- [Directions]: Look over the entries below. Report how many lines hold the word "Packages", and only that.

- [Records to use]:
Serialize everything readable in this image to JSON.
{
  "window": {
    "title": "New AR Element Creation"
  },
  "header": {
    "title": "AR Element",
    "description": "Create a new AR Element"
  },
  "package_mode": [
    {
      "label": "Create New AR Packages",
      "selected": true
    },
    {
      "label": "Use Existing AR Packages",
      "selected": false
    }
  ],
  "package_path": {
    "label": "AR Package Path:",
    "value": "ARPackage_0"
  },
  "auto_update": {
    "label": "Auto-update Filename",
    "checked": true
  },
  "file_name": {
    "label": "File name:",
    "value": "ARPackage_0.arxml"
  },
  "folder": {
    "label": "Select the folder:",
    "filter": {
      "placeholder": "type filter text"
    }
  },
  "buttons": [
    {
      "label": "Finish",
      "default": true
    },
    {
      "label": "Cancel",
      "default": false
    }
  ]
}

- [Reply]: 2